[Opening EXTRACTED MATERIAL section]
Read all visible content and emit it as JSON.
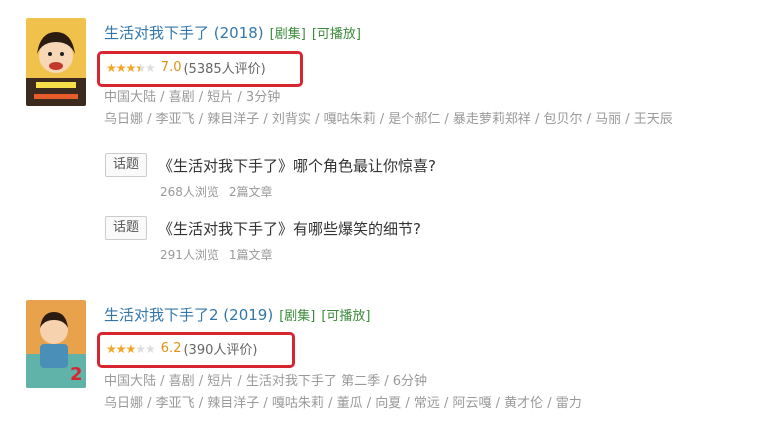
{
  "results": [
    {
      "title": "生活对我下手了 (2018)",
      "tag_series": "[剧集]",
      "tag_play": "[可播放]",
      "rating_score": "7.0",
      "rating_count": "(5385人评价)",
      "rating_stars_fraction": 0.7,
      "meta": "中国大陆 / 喜剧 / 短片 / 3分钟",
      "cast": "乌日娜 / 李亚飞 / 辣目洋子 / 刘背实 / 嘎咕朱莉 / 是个郝仁 / 暴走萝莉郑祥 / 包贝尔 / 马丽 / 王天辰",
      "poster_colors": [
        "#f2c14a",
        "#c96b2a"
      ],
      "topics": [
        {
          "badge": "话题",
          "title": "《生活对我下手了》哪个角色最让你惊喜?",
          "views": "268人浏览",
          "articles": "2篇文章"
        },
        {
          "badge": "话题",
          "title": "《生活对我下手了》有哪些爆笑的细节?",
          "views": "291人浏览",
          "articles": "1篇文章"
        }
      ]
    },
    {
      "title": "生活对我下手了2 (2019)",
      "tag_series": "[剧集]",
      "tag_play": "[可播放]",
      "rating_score": "6.2",
      "rating_count": "(390人评价)",
      "rating_stars_fraction": 0.62,
      "meta": "中国大陆 / 喜剧 / 短片 / 生活对我下手了 第二季 / 6分钟",
      "cast": "乌日娜 / 李亚飞 / 辣目洋子 / 嘎咕朱莉 / 董瓜 / 向夏 / 常远 / 阿云嘎 / 黄才伦 / 雷力",
      "poster_colors": [
        "#e8a04a",
        "#58a9a0"
      ],
      "topics": []
    }
  ],
  "highlight_color": "#d7262f",
  "star_color": "#f5a623"
}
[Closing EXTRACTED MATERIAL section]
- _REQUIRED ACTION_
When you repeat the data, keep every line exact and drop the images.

- _ANSWER TO THIS PROBLEM_
Read all visible content and emit it as JSON.
{
  "results": [
    {
      "title": "生活对我下手了 (2018)",
      "tag_series": "[剧集]",
      "tag_play": "[可播放]",
      "rating_score": "7.0",
      "rating_count": "(5385人评价)",
      "rating_stars_fraction": 0.7,
      "meta": "中国大陆 / 喜剧 / 短片 / 3分钟",
      "cast": "乌日娜 / 李亚飞 / 辣目洋子 / 刘背实 / 嘎咕朱莉 / 是个郝仁 / 暴走萝莉郑祥 / 包贝尔 / 马丽 / 王天辰",
      "poster_colors": [
        "#f2c14a",
        "#c96b2a"
      ],
      "topics": [
        {
          "badge": "话题",
          "title": "《生活对我下手了》哪个角色最让你惊喜?",
          "views": "268人浏览",
          "articles": "2篇文章"
        },
        {
          "badge": "话题",
          "title": "《生活对我下手了》有哪些爆笑的细节?",
          "views": "291人浏览",
          "articles": "1篇文章"
        }
      ]
    },
    {
      "title": "生活对我下手了2 (2019)",
      "tag_series": "[剧集]",
      "tag_play": "[可播放]",
      "rating_score": "6.2",
      "rating_count": "(390人评价)",
      "rating_stars_fraction": 0.62,
      "meta": "中国大陆 / 喜剧 / 短片 / 生活对我下手了 第二季 / 6分钟",
      "cast": "乌日娜 / 李亚飞 / 辣目洋子 / 嘎咕朱莉 / 董瓜 / 向夏 / 常远 / 阿云嘎 / 黄才伦 / 雷力",
      "poster_colors": [
        "#e8a04a",
        "#58a9a0"
      ],
      "topics": []
    }
  ],
  "highlight_color": "#d7262f",
  "star_color": "#f5a623"
}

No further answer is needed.